Published March 12, 2015 | ALConcrete.org
Last week, Gov. Bentley followed up on his talk of the need to break the General Fund Budget shortfall cycle by proposing new taxes in his 2016 budget. The Governor’s budget included $541 million in new taxes and also included un-earmarking $187 million from the Education Trust Fund for a total of over $700 million in new dollars for the General Fund.
*A complete listing of the Governor’s tax proposal can be found here: Governor Bentley Tax Increases.
The budget now falls into the lap of the Republican controlled Alabama Legislature that for the most part ran in 2014 on the platform of no new taxes. Most believe there is still ‘fat to cut’ in the budget before new taxes are imposed on the people and business of Alabama. How the budget will look at the end of the session is anyone’s guess, but the budget presented by the Governor is never the final budget.
Tax Proposals that would affect the Concrete Industry
Raise Sales Tax on Purchase of Trucks and Cars
Nearly half of the new revenue proposed by the Governor comes by way of raising the sales taxes on the purchase of cars and trucks from 2% to 4%. The two percent increase is forecast to raise $200 million in additional dollars for the General Fund.
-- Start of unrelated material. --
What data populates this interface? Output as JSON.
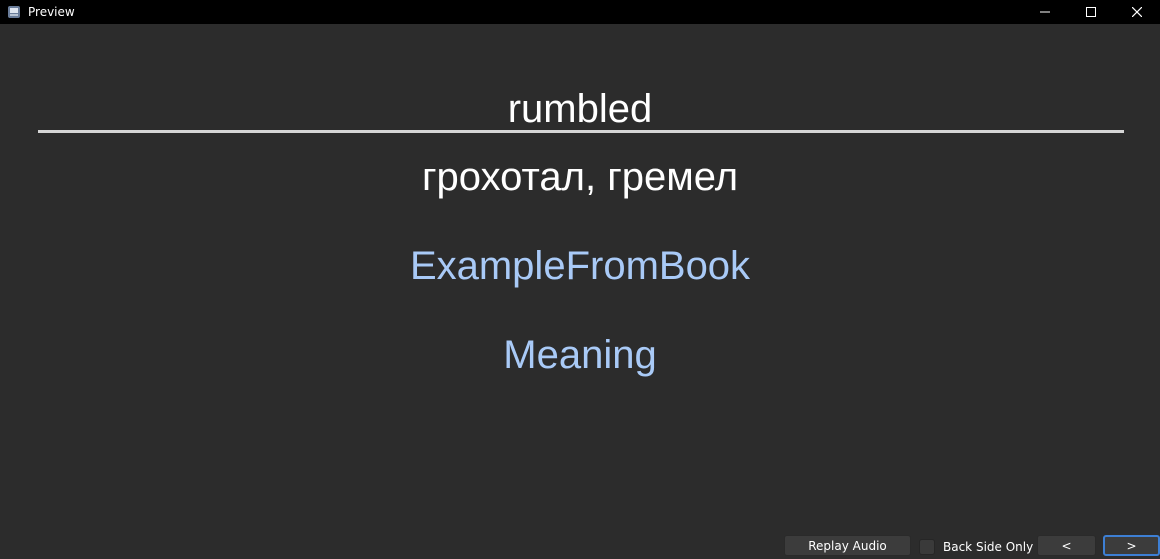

During better economic times, the ready mix industry needs to replace approximately 100 trucks a year. On a $200,000 ready mix truck, the impact is an additional $4,000 per truck or $400,000 for the industry. An even bigger problem for the industry is cities and counties often raise their sales taxes on vehicles at the same time the state makes a change. As of this writing, no bills have been introduced to raise the vehicle sales tax.
Unitary Combined Reporting for Corporate Income Taxes
House Bill 142 by Representative Mike Hill, R-Columbiana would require combined income reporting for corporations that do business in other states. The estimated increase in revenue is $20 million. Combined reporting requires that a business effectively disregard the legal existence of affiliates and report on a combined basis the operations of all related entities involved in a unitary business. In other words, the state would look at all income for a multi-state corporation in order to determine Alabama’s share of taxes to be paid, regardless of whether or not an affiliate does business in Alabama.
Other issues we are tracking
Diesel Fuel Tax Increase?
We are still looking for legislation from the road building industry that would raise additional funds for the Alabama Department of Transportation. Based on recent reports, ALDOT has the same buying power as in 1991 due to the increased cost of construction and materials. There is talk of raising additional funds by way of increasing the diesel fuel tax. One idea being discussed is $.15 per gallon on diesel fuel. An increase of this amount would result in an estimated $2 million tax on the industry. As of this writing, we have not seen a bill introduced.